Dependency Injection

published 2022-08-15 [ home ]

In the list of application architecture patterns I like to use, Dependency Injection comes rather high. Here is how and why I use it.

How I use Dependency Injection

If you have already seen dependency injection used in practice, you may believe it requires the use of a framework such as Dagger. Although I did use such frameworks - especially in Angular where it is native - most of the time I use a simpler form of DI where I just pass dependencies to functions or constructors.

For instance, in Lua object-oriented code, instead of writing this:

local json = require "dkjson"

local obj_mt = {
    __index = {
        as_json = function(self)
            return json.encode(self.data)
        end
    }
}

local function new_obj(data)
    return setmetatable({data = data}, obj_mt)
end

local o = new_obj({foo = 5})
o:as_json()

I could write something like this:

local obj_mt = {
    __index = {
        as_json = function(self)
            return self.json_encoder(self.data)
        end
    }
}

local function new_obj(data, json_encoder)
    return setmetatable(
        {data = data, json_encoder = json_encoder},
        obj_mt
    )
end

local json = require "dkjson"
local o = new_obj({foo = 5}, json.encode)
o:as_json()

Note that this follows the Dependency Inversion principle, which is often confused with dependency injection but not exactly the same thing. It may not be obvious in a dynamic language such as Lua but the implementation of obj implicitly defines the signature of the JSON encoder it expects, and you may substitute the encoder for something else.

Also, on a stylistic note, in a larger program I would probably not pass every injected dependency as a different parameter, instead I would use a single container for this.

In case you're interested, here is the same example closer to how I'd write it in practice in Teal:

local type JsonAble = {string: any}
local type JsonEncoder = function(JsonAble): string

local record ObjDeps
    json_encoder: JsonEncoder
end

local record Obj
    data: JsonAble
    as_json: function(Obj): string
    _deps: ObjDeps
end

local obj_mt = {
    __index = {
        as_json = function(self: Obj): string
            return self._deps.json_encoder(self.data)
        end
    }
}

local function new_obj(data: JsonAble, deps: ObjDeps): Obj
    return setmetatable({data = data, _deps = deps}, obj_mt)
end

local json = require "dkjson"
local o = new_obj(
    {foo = 5},
    {json_encoder = json.encode as JsonEncoder}
)
o:as_json()

Now let us see a few use cases for this.

Testing I/O

Probably the most well-known use case for DI is simplifying testing of code that does I/O, for instance code that makes network requests or interacts with a database. It makes it easy to replace the problematic part with a mock. You can mock just what you need or the entire dependency, for instance you can replace Redis with fakeredis.

Supporting different implementations of dependencies

This is a less well-known but very good use-case, especially in Lua. Let us consider my JSON example above. Users of this code may want to use dkjson, but maybe they want to use a faster, pure C module, or maybe they are running in OpenResty and have cjson available.
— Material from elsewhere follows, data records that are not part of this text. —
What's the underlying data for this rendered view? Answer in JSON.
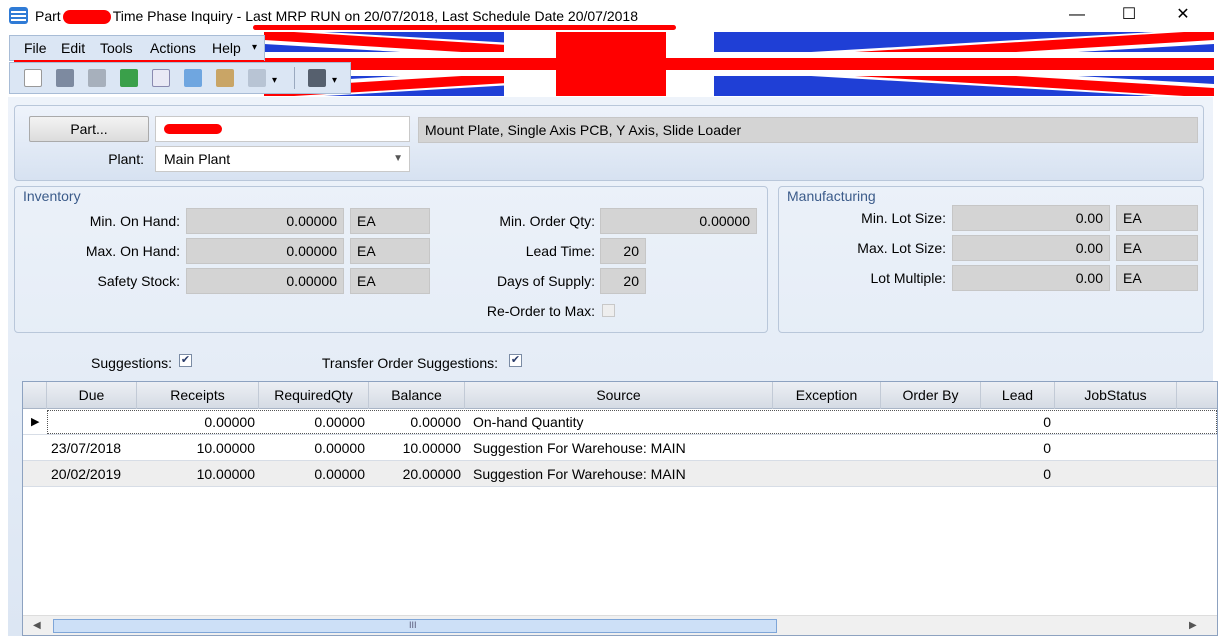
{
  "window": {
    "title_prefix": "Part",
    "title_mid": "Time Phase Inquiry",
    "title_suffix": " -  Last MRP RUN on 20/07/2018, Last Schedule Date  20/07/2018",
    "minimize": "—",
    "maximize": "☐",
    "close": "✕"
  },
  "menu": {
    "file": "File",
    "edit": "Edit",
    "tools": "Tools",
    "actions": "Actions",
    "help": "Help",
    "overflow": "▾"
  },
  "toolbar_icons": [
    "new-icon",
    "save-icon",
    "attach-icon",
    "refresh-icon",
    "clear-icon",
    "copy-icon",
    "paste-icon",
    "undo-icon",
    "search-binoculars-icon"
  ],
  "part": {
    "button": "Part...",
    "description": "Mount Plate, Single Axis PCB, Y Axis, Slide Loader",
    "plant_label": "Plant:",
    "plant_value": "Main Plant"
  },
  "inventory": {
    "title": "Inventory",
    "min_on_hand_label": "Min. On Hand:",
    "min_on_hand": "0.00000",
    "min_on_hand_uom": "EA",
    "max_on_hand_label": "Max. On Hand:",
    "max_on_hand": "0.00000",
    "max_on_hand_uom": "EA",
    "safety_stock_label": "Safety Stock:",
    "safety_stock": "0.00000",
    "safety_stock_uom": "EA",
    "min_order_qty_label": "Min. Order Qty:",
    "min_order_qty": "0.00000",
    "lead_time_label": "Lead Time:",
    "lead_time": "20",
    "days_of_supply_label": "Days of Supply:",
    "days_of_supply": "20",
    "reorder_to_max_label": "Re-Order to Max:"
  },
  "manufacturing": {
    "title": "Manufacturing",
    "min_lot_size_label": "Min. Lot Size:",
    "min_lot_size": "0.00",
    "min_lot_size_uom": "EA",
    "max_lot_size_label": "Max. Lot Size:",
    "max_lot_size": "0.00",
    "max_lot_size_uom": "EA",
    "lot_multiple_label": "Lot Multiple:",
    "lot_multiple": "0.00",
    "lot_multiple_uom": "EA"
  },
  "options": {
    "suggestions_label": "Suggestions:",
    "suggestions_checked": true,
    "transfer_label": "Transfer Order Suggestions:",
    "transfer_checked": true
  },
  "grid": {
    "columns": [
      "Due",
      "Receipts",
      "RequiredQty",
      "Balance",
      "Source",
      "Exception",
      "Order By",
      "Lead",
      "JobStatus"
    ],
    "rows": [
      {
        "due": "",
        "receipts": "0.00000",
        "required": "0.00000",
        "balance": "0.00000",
        "source": "On-hand Quantity",
        "exception": "",
        "order_by": "",
        "lead": "0",
        "job_status": ""
      },
      {
        "due": "23/07/2018",
        "receipts": "10.00000",
        "required": "0.00000",
        "balance": "10.00000",
        "source": "Suggestion For Warehouse: MAIN",
        "exception": "",
        "order_by": "",
        "lead": "0",
        "job_status": ""
      },
      {
        "due": "20/02/2019",
        "receipts": "10.00000",
        "required": "0.00000",
        "balance": "20.00000",
        "source": "Suggestion For Warehouse: MAIN",
        "exception": "",
        "order_by": "",
        "lead": "0",
        "job_status": ""
      }
    ],
    "scroll_grip": "III"
  },
  "colors": {
    "flag_blue": "#1f3fd6",
    "flag_red": "#ff0000",
    "accent_title": "#3b5b8a"
  }
}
With dependency injection, it's easy to just use it.

Eliminating randomness

This is in fact the use case that prompted me to write this blog post. I was writing some algorithmic code in Teal for which I had a reference in Python, and I wanted to apply the dual-implementation comparison technique I like. However, this was AI code that had random parts.

What I did was that I refactored the code in both languages so that all sources of randomness were injected, and then I injected deterministic pseudo-random values instead, which meant I could now compare the state of both implementations at all times and easily debug things such as numerical problems.

When not to use DI

DI is a great tool, but it tends to make code a bit more complicated, so for instance I do not use it to inject pure functions or libraries from the same codebase.

If you have used Angular with Storybook, you may know what abuse of DI looks like. It can be super verbose because sometimes you need to inject a lot of things you do not really care about for it to work.

A way to work around that if you still want to use DI may be to have sensible defaults for some injected objects. That way you can still override them if needed, but you can still have simple sample code.